Avaya is unveiling its plans for integrating products acquired from Nortel's enterprise business. Avaya's plan is aimed at eliminating overlap while protecting Nortel customers, who not only will want to avoid any rip-and-replace scenarios but also will be courted by Avaya competitors. Avaya also said it is keeping Nortel's data products, including switches and routers.
Avaya is rolling out an integrated product road map that officials say aims
to protect Nortel Networks customers and create a strong unified communications
, unveiled Jan. 19, Avaya officials also said they intend to keep
Nortel's data product lines, including switches, routers and wireless
The announcement comes a month after Avaya closed the $915 million deal for
Nortel's enterprise business, part of the yearlong fire sale conducted by
Nortel after filing for bankruptcy protection a year ago.
Some analysts have said that Avaya's acquisition of Nortel's Enterprise
Solutions business has pushed
the company past
Cisco Systems in the enterprise telephony space.
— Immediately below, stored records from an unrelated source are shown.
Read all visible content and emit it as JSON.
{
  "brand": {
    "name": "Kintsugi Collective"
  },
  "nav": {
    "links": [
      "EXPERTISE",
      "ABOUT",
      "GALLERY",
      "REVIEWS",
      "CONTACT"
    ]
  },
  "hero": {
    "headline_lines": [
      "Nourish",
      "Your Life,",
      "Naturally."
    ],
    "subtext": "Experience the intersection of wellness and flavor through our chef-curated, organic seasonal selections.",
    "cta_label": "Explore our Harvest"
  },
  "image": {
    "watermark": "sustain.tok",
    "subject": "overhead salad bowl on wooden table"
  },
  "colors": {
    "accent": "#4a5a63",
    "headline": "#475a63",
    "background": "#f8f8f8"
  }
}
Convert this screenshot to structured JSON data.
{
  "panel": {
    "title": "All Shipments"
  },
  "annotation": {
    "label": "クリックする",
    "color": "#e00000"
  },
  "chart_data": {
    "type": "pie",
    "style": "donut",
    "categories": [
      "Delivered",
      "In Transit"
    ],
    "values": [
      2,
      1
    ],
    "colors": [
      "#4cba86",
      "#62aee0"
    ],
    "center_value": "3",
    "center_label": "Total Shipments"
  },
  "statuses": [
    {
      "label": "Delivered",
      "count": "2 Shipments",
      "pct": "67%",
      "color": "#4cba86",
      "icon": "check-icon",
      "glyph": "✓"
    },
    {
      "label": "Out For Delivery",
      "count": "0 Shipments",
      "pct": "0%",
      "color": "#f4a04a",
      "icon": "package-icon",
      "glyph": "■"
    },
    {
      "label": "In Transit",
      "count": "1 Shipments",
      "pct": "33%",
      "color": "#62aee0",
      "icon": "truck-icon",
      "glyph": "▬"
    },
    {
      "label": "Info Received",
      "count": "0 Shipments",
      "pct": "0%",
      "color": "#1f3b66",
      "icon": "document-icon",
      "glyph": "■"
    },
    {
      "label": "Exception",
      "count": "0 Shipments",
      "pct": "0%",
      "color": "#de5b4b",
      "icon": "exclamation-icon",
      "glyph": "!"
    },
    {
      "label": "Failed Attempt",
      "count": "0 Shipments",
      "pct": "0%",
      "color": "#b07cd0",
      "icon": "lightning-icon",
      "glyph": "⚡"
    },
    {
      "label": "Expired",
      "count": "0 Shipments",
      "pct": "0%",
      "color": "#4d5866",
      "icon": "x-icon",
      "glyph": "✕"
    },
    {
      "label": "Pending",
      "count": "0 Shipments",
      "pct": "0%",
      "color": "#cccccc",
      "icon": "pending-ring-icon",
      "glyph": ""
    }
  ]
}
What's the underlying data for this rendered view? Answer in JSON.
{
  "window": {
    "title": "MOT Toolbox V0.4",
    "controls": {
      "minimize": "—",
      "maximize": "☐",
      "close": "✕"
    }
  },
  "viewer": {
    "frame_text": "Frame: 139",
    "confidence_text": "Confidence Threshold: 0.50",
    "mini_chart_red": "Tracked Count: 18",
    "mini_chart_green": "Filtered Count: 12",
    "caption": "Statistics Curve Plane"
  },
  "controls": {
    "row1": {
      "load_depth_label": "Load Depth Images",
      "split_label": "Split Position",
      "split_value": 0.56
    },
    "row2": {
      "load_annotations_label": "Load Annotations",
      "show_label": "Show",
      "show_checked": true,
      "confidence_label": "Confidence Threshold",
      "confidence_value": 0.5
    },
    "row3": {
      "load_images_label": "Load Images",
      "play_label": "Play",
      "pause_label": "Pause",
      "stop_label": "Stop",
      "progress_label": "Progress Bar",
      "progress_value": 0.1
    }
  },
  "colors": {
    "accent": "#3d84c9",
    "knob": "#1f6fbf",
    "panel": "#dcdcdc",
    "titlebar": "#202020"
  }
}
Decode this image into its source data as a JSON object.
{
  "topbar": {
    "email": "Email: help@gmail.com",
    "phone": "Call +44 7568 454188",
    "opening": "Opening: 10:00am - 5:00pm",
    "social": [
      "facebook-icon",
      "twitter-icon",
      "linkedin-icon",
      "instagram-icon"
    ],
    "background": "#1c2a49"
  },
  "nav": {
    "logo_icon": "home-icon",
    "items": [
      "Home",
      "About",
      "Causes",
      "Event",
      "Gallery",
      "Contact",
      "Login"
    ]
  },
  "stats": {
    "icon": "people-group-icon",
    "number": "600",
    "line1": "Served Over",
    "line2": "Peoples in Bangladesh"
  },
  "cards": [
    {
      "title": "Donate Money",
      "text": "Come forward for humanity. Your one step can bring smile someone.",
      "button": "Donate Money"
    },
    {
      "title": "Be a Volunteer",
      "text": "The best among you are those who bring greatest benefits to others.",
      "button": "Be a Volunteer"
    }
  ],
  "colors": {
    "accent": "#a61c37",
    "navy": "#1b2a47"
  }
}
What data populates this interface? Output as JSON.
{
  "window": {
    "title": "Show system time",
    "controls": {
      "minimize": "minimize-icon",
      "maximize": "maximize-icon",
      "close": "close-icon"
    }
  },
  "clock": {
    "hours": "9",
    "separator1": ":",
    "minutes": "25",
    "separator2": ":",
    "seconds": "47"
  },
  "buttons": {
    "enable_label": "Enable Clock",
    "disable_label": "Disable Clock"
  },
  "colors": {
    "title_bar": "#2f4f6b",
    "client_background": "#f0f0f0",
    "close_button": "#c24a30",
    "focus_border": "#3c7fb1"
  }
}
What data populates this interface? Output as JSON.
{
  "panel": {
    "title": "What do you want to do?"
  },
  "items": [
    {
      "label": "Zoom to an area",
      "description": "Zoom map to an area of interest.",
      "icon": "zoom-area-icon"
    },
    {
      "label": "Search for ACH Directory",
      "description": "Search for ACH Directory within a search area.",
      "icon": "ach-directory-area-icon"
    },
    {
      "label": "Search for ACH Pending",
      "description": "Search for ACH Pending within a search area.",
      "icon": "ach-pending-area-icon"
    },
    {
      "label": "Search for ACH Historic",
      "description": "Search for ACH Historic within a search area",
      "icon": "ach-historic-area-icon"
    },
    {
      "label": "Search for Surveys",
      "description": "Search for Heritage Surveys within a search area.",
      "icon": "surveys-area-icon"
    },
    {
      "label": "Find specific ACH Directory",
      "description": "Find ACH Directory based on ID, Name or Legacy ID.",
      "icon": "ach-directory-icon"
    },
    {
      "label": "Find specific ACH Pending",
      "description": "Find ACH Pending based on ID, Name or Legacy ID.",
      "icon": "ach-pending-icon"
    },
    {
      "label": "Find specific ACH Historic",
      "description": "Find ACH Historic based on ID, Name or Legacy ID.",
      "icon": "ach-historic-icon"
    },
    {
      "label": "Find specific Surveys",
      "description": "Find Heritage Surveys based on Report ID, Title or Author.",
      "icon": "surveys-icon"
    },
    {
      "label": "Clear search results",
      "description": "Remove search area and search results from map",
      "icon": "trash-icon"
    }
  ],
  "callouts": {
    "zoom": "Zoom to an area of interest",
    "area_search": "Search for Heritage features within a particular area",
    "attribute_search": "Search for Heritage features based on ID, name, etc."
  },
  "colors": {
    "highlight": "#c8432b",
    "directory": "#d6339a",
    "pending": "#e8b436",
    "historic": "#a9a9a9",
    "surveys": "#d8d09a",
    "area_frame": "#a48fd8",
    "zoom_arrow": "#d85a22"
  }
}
Avaya
officials sound like they want to push whatever advantage they're getting from
the Nortel deal.
"The integrated road map we're outlining today supports Avaya's
commitment to providing customers with the advanced communications capabilities
they need to manage and grow their organizations," Alan Baratz, senior
vice president and president of global communications solutions at Avaya, said
in a statement. "In developing the portfolio, our guiding principle was to
deliver the most compelling and cost-effective systems and services to
customers and partners."
Protecting the investments made by Nortel customers will be important for
Avaya going forward as it fends off rivals who will be looking to siphon off
Nortel customers with migration plans of their own.
In the highly competitive UC
(unified communications) space
, Avaya said it will continue to make its
Aura communications platform the centerpiece, but will integrate a host of
Nortel technologies, including its ACE
(Agile Communications Environment) application development platform.
here to see what the hot issues are for UC in 2010.
Avaya released its SIP (Session Initiation Protocol)-based Aura platform in
March 2009. The platform is designed to help businesses unify their
communications networks. Avaya Aura is aimed primarily at large and midsize
Avaya also said it will not end the life of any Nortel products beyond those
older offerings already slated to go away. The company will continue to reinvest
in such Nortel products as its Application Server 5300 and Communication Server
1000 and 2100. The one product Avaya officials are recommending that Nortel
customers start moving away from is Nortel Multimedia Conferencing, saying that
Avaya's Media Exchange offers a richer experience and that Avaya will continue
to invest in that technology.
For customers, the integration of these products with Avaya Aura means that
Nortel and Avaya PBX-based products will work with the SIP-based VOIP (voice
over IP) offerings. Customers will see cost savings in not having to replace
older PBX systems or in training employees on new systems.
For small and medium-size enterprises, Avaya is bringing such products as
its own Integral 5 and Nortel's Norstar offerings under the Avaya IP Office
umbrella, and will integrate Nortel features, interfaces and phones with IP
Office to help Nortel customers protect their previous investments.
Avaya also is offering the Avaya Software Communication System, a SIP-based
product acquired from Nortel that help SMEs that want to manage unified
communications from the data center.
Regarding their decision to keep Nortel's data products, such as switches
and routers, Avaya officials said the networking offerings are a key part of
their plug-and-play communications vision. The move also circles back to their
efforts to protect Nortel customers' investments and to keep them in the Avaya